Editorial: Thrive Alliance affordable housing plan promising

Mike Wolanin | The Republic The former Columbus Transitional Care and Rehabilitation, 2100 Midway St., is proposed to be redeveloped for 128 affordable housing units.

There was some rare good news on the affordable housing front last week. Thrive Alliance is planning to develop up to 128 affordable housing units on the site of a vacant Columbus nursing home, and the plan cleared a preliminary hurdle.

It’s early yet, but nonprofit Housing Partnerships Inc., which does business as Thrive Alliance, recently received a favorable recommendation from the Columbus Plan Commission to rezone the former Columbus Transitional Care and Rehabilitation property at 2100 Midway St. to allow the planned development. The rezoning and other steps require further approval, including from the city council.

As The Republic’s Andy East reported, the planned development would house lower-income families as well as seniors by providing Section 8 housing. The development also would provide much-needed day care services for the wider community.

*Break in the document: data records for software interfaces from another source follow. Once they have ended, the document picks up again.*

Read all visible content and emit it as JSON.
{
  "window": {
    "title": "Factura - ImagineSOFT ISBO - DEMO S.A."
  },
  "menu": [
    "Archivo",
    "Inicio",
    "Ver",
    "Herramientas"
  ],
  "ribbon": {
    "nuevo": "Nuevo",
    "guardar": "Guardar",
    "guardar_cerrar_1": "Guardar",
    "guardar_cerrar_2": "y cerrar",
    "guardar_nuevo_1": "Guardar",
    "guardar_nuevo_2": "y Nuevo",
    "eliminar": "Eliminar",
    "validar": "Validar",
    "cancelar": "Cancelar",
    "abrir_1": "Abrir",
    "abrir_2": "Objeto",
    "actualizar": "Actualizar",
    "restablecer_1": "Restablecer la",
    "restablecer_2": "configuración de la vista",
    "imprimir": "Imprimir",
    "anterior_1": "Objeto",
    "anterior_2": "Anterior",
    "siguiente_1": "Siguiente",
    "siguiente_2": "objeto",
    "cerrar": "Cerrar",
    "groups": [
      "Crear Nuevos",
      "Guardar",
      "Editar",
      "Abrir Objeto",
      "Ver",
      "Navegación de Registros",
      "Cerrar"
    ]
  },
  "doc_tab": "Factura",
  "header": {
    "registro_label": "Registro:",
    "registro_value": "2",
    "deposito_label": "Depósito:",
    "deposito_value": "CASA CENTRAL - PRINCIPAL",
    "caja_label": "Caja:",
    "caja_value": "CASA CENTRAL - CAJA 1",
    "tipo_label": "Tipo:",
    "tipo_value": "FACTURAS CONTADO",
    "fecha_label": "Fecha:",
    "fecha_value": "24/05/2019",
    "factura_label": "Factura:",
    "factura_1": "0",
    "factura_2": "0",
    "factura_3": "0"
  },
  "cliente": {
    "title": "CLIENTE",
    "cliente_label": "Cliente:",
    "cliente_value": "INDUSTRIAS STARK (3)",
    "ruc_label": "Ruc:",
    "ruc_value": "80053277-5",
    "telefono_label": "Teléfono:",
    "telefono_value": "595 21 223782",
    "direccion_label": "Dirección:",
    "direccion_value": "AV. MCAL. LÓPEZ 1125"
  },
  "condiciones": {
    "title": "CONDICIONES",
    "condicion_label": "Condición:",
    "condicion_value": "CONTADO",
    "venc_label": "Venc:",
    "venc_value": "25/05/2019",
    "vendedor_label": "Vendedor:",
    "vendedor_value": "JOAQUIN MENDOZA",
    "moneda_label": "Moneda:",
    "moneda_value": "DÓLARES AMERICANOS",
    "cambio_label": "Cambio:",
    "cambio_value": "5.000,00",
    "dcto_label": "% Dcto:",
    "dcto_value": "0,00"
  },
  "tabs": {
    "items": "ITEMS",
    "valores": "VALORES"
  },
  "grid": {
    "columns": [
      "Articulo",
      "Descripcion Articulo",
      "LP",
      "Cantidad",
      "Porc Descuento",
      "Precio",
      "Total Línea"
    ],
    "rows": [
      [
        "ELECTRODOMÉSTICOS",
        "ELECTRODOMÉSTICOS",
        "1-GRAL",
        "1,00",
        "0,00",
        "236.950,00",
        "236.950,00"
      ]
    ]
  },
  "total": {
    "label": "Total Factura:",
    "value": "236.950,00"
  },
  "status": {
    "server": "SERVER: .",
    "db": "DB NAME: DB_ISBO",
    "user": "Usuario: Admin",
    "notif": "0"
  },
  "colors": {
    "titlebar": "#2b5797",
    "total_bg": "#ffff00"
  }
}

“We’re still in the concept (phase), trying to get all the pieces put together of what we need,” said Kevin Johnson, executive director of Housing Partnerships at Thrive Alliance. “Of course, part of what will sway what we decide will be the housing study that Columbus is going through right now. … Our dream will be to put a multifamily project on the site.”

“Of course, everything is contingent on funding,” Johnson added. The project has an estimated price tag of $14 million, and given funding, demolition, development and construction time, the units would not be available to tenants for at least a couple of years.

Here is a place where the city’s housing study due this summer can meet real progress on beginning to address the obvious need for affordable housing in Columbus. Working with nonprofits such as Thrive Alliance and others, local, state and federal government units charged with furthering access to affordable housing can model plans that don’t just address housing, but also provide solutions for other community needs. These units of government also can and should unlock low- or no-interest funding and pursue grants to fund these developments.

Thrive Alliance plans for the proposed development to have 64 units for families and 64 for seniors, East reported, “with hopes of connecting the two areas and setting up an area for the seniors to connect with young people living in the family development to ‘help break down social isolation.’”

This is a welcome idea, particularly as the physical and mental health impacts of isolation and loneliness are becoming better understood.

Nonprofits such as Thrive Alliance are and will be critical in addressing affordable housing. Thrive has proposed a responsible reuse of a suitable property that is responsive to real needs in our community, and we commend them.

In our view, the city should do everything it can to assist in bringing this project to fruition and proactively seek other nonprofits and community partners who have the vision and the wherewithal to responsibly turn those visions into affordable housing.